CLERMONT, Fla. - A wild hog problem is causing a nuisance in a Clermont neighborhood.
For the last two years, the animals have been pushed out of their habitat by new development and into the Magnolia Bay community. The residents are doing everything they can to keep the pigs out.
"You don’t want to see them. Bears are cute. Pigs, no," said Joe Stokes.
The grass on Joe Stokes's property has been ripped up and tossed around by some wild hogs. About 25 yards of his front lawn were destroyed by their snouts in search of food.
This incident happened around Christmas when he spotted two adults and four piglets on his home security camera.
"I can’t say that I was surprised because it’s been happening kind of often, but it kind of stinks that it’s your lawn," said David Miller.
Stokes’s neighbor David Miller said the hogs have been a problem for the last couple of years and in recent months have become more active.

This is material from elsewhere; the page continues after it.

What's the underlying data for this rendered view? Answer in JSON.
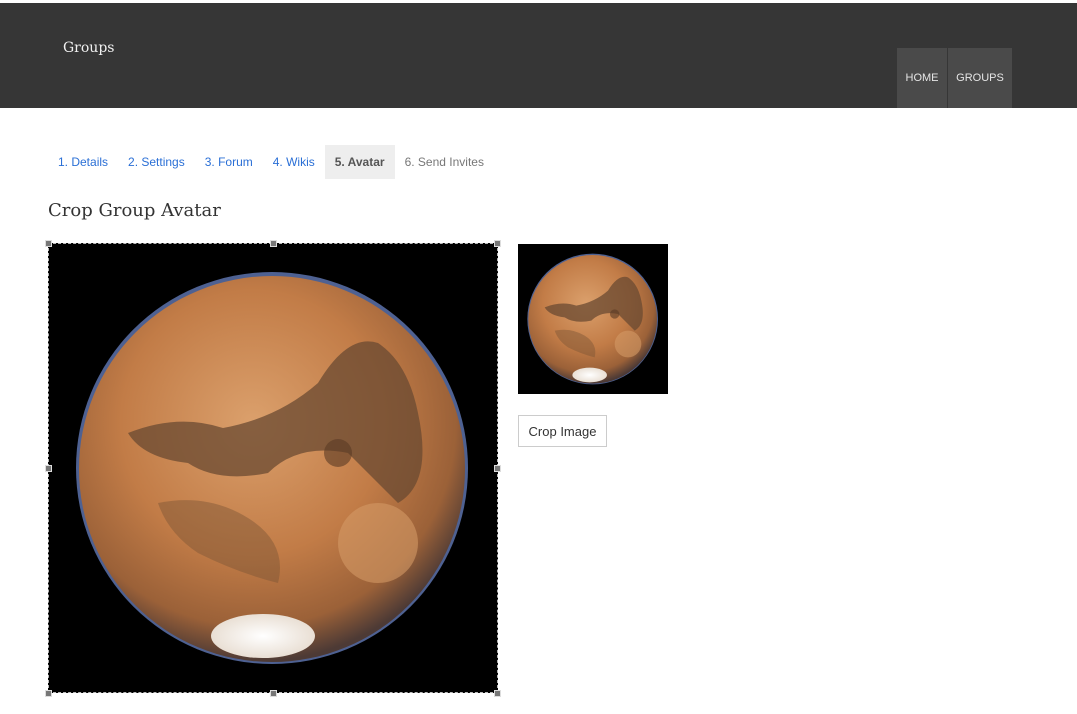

"We saw three adults and four or five piglets right up by the front gate, and they just snuck right into these woods back here, and I just thought to myself it’s only a matter of time and here we are," said Miller.
Neighbors claim the hogs started to show up when nearby woods were cleared for home development. The Magnolia Bay community HOA has been working closely with the development to come up with a solution. The HOA even hired trappers.
"You wouldn’t think that there’s a lot of hogs in a lot of places, but there’s a lot of hogs everywhere," said Gavin Dasher.
Gavin Dasher of A limb Above Tree Services also traps hogs. He came out to the property about four or five times and captured at least 11 hogs. While that stopped the hogs for a few months, he believes they will be back.
"If he was there before he’s going to go back to that spot because there is something to eat," said Dasher.
Dasher says when they capture hogs they bring them to a hunting ground or donate them to people to eat.
As for Magnolia Bay, the HOA is close to acquiring a permit to build a fence around the property which the Florida Fish ad Wildlife Conservation Commission agrees is the best way to keep out the invasive beasts. The homeowners said they will fix their lawn once they are sure the hogs won’t be coming back.